Along the top of the crest, some of the rocks had potholes filled with water; we saw movement, but could not make out what tiny creatures were residing inside.  There was also a dead tree that seemed to have been cut and used for fire wood, yet still had an artful elegance to it.
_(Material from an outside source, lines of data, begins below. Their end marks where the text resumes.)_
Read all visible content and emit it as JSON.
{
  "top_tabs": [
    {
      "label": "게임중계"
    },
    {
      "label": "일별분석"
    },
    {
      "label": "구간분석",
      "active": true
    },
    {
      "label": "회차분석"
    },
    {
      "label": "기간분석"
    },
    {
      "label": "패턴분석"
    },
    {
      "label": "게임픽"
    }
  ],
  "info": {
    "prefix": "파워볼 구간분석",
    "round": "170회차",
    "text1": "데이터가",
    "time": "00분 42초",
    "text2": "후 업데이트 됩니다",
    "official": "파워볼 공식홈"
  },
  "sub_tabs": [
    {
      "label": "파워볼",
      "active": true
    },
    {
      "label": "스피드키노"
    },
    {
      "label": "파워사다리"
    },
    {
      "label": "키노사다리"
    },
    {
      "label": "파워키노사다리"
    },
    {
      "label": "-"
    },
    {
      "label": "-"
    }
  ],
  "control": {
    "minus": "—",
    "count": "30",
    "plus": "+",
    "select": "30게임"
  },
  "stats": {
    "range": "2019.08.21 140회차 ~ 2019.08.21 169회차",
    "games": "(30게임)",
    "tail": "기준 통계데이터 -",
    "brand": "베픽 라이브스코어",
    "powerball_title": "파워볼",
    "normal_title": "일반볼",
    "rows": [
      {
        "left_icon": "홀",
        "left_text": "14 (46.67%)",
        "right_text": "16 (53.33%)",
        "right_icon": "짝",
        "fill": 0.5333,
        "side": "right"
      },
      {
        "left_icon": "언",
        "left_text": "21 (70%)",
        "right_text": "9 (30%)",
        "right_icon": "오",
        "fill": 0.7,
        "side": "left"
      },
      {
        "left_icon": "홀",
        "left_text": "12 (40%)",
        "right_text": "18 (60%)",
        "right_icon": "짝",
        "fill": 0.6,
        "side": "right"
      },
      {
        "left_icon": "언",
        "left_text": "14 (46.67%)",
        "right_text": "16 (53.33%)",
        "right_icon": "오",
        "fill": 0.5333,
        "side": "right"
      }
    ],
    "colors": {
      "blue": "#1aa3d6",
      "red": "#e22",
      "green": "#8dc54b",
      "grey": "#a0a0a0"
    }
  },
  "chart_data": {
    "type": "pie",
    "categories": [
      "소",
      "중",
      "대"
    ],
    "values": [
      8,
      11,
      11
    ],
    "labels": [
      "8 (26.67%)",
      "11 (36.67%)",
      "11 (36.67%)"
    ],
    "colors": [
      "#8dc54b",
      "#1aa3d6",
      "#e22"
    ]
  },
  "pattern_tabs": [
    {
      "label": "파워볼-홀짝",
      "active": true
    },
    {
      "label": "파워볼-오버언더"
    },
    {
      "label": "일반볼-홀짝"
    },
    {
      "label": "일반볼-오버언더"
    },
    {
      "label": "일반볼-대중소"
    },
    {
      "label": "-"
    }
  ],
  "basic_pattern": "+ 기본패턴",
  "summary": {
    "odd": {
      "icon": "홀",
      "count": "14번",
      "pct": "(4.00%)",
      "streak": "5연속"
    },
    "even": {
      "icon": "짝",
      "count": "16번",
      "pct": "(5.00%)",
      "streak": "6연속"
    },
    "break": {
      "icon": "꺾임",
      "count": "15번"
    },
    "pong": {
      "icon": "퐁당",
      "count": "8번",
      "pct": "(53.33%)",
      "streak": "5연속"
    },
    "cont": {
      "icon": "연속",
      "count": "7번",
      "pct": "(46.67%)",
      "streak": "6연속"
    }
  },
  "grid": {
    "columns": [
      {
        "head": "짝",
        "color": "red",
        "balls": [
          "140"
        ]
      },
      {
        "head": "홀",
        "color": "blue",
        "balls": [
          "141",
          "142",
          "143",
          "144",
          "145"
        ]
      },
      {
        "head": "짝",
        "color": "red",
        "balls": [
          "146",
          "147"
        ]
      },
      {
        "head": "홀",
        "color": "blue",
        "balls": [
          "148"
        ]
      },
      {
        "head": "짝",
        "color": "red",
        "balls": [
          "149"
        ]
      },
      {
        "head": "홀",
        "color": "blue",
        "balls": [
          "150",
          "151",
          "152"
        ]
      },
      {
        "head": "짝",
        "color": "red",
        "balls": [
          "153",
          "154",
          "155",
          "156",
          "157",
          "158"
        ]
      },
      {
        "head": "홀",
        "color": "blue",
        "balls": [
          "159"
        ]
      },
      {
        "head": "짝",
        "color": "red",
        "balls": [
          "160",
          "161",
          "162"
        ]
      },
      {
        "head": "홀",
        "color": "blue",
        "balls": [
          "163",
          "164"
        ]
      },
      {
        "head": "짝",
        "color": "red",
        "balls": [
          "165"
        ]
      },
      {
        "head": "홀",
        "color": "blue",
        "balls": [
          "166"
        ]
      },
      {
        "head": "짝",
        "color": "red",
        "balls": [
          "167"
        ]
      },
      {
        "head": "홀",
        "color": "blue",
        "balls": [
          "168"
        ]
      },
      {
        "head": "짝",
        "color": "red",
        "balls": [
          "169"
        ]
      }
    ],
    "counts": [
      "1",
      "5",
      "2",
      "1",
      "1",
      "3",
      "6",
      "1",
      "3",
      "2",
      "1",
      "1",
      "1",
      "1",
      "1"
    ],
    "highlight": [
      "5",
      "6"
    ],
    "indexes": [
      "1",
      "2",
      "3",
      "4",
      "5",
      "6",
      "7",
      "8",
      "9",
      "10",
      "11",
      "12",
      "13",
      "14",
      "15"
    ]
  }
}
Now here comes an amusing story, and sadly I have no acceptable photos of the incident.  As we were returning to the trail, we looked ahead to see dust floating up and two rather large "things" running ahead.  At first we thought, "Coyotes?", but didn't see any long tails swinging as the creatures ran.  We were doing about 40mph, and could not catch up; then they did a left hand turn to run down an decline and we could see them clearly...bears!  They looked to be about a year old; we found a trail paralleling the decline into the forest, but they were too fast to get a clear photographic shot.  There is only one photo where the outline of two heads can be made out, but not much more.  What a thrill for the day, being mooned by two bears!

Mile mark 1.2 there was a rocky ridge line; it was then we figured out that this area is the same one that can be seen from Highway 191 as we drive north from Blanding back to Monticello.  We were always commenting, "Wonder how we can get up there?", and here we were!  The ridge line stretched for several miles, sometimes seen through the trees, and sometimes a full view of their naked glory.

Being resigned to the fact that we weren't going to Camp Jackson, we continued onward until we finally saw two signs; FR084 and Manti-LaSal Forest.  It didn't dawn on us where we had been until we came to an overlook of Recapture Reservoir, and saw familiar old barns, cabins and open ranch land.  We had been here before; this was the forest road we had started back in April 2014, but not completed!  We did it, but backwards!  We began to laugh so hard, that some cattle nearby looked at us as if we were totally insane.  Perhaps we were, insane with the glee of accomplishment, the thrill of seeing bears, and having one of our glorious adventures...together.

So, coming to San Juan County and want to try out this little adventure; here are some landmarks:

Monticello Welcome Center on Main Street (Highway 191), set odometer to zero and begin traveling south; 8.9 Miles is the Blue Mountain Dude Ranch (cabins and other facilities are available for rental); 9.5 Miles is Canyonlands Lodging (cabins and a lodge for rental); 11.7 is Devil's Canyon (NFS Campground and FR 085 - 6.6 miles and you're at the junction).  If you want to read more about the trails at that junction; use the Search function on the right hand sidebar of this blog.  Enjoy!

Mary Cokenour